Required action: In the entries below, find each line with the word "JSON" and return it.

Given entries:
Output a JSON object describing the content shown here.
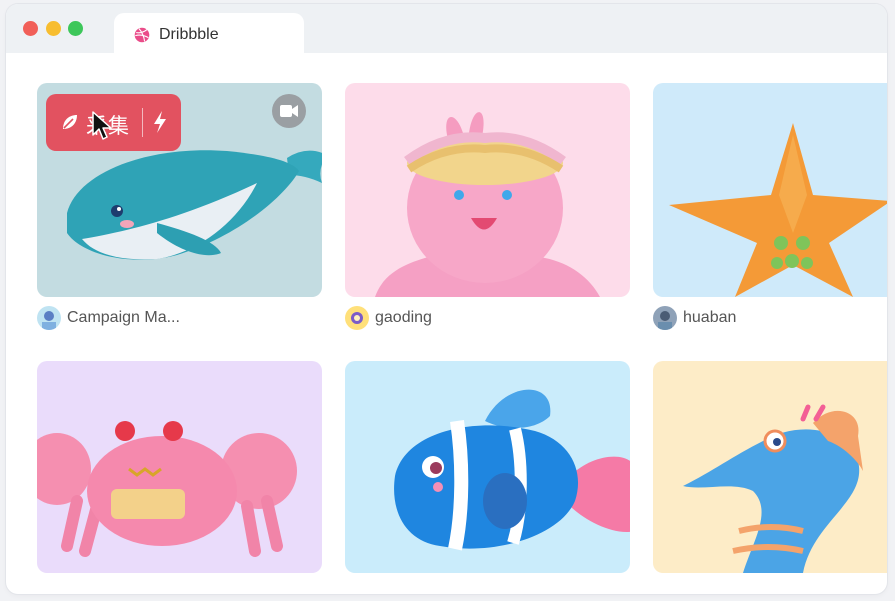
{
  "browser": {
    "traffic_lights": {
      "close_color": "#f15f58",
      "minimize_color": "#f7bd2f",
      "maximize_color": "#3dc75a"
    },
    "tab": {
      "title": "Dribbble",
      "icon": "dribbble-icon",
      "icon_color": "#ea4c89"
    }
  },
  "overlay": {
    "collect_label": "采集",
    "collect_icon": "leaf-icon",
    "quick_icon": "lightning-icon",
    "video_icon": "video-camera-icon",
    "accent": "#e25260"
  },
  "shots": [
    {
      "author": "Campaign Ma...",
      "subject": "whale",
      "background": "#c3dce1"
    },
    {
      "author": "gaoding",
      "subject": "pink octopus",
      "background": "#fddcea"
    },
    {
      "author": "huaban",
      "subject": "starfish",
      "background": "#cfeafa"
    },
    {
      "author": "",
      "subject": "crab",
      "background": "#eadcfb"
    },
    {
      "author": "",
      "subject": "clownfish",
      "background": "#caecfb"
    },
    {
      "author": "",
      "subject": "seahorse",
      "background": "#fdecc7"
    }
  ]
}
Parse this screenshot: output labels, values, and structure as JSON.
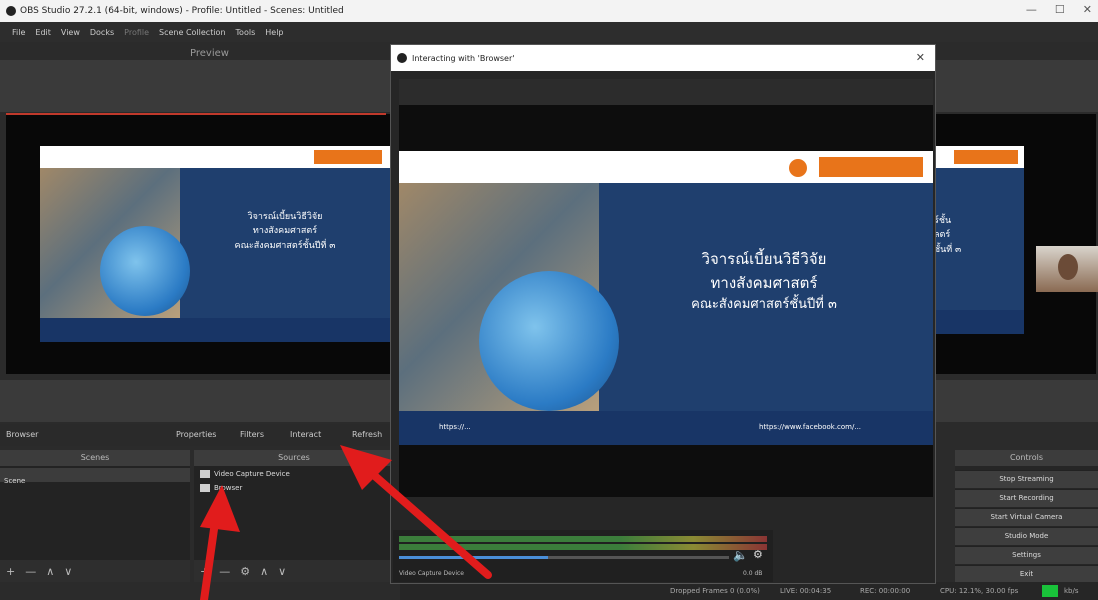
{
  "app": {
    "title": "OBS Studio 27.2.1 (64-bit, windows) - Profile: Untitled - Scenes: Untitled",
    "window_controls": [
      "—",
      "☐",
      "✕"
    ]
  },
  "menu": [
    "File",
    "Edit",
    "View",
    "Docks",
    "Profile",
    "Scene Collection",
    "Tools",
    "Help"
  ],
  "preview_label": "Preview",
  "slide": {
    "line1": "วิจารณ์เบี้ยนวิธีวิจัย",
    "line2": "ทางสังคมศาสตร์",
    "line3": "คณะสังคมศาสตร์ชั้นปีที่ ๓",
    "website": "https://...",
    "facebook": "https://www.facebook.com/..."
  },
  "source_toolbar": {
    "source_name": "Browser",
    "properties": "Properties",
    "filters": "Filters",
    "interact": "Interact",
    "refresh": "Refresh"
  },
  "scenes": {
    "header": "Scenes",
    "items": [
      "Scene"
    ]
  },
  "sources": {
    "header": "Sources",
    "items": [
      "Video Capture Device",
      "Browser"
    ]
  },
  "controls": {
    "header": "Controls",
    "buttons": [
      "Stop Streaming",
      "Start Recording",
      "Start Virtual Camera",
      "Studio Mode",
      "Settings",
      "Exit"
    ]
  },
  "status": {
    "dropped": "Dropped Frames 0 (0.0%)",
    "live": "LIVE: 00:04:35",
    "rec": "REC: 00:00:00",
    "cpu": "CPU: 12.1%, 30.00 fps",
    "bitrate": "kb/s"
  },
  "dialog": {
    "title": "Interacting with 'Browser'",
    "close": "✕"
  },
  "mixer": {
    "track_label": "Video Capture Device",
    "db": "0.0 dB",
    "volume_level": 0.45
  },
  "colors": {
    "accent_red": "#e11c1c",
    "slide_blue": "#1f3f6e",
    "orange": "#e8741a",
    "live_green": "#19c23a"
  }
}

Response box:
Output a JSON object describing the content shown here.
Parse this screenshot: output labels, values, and structure as JSON.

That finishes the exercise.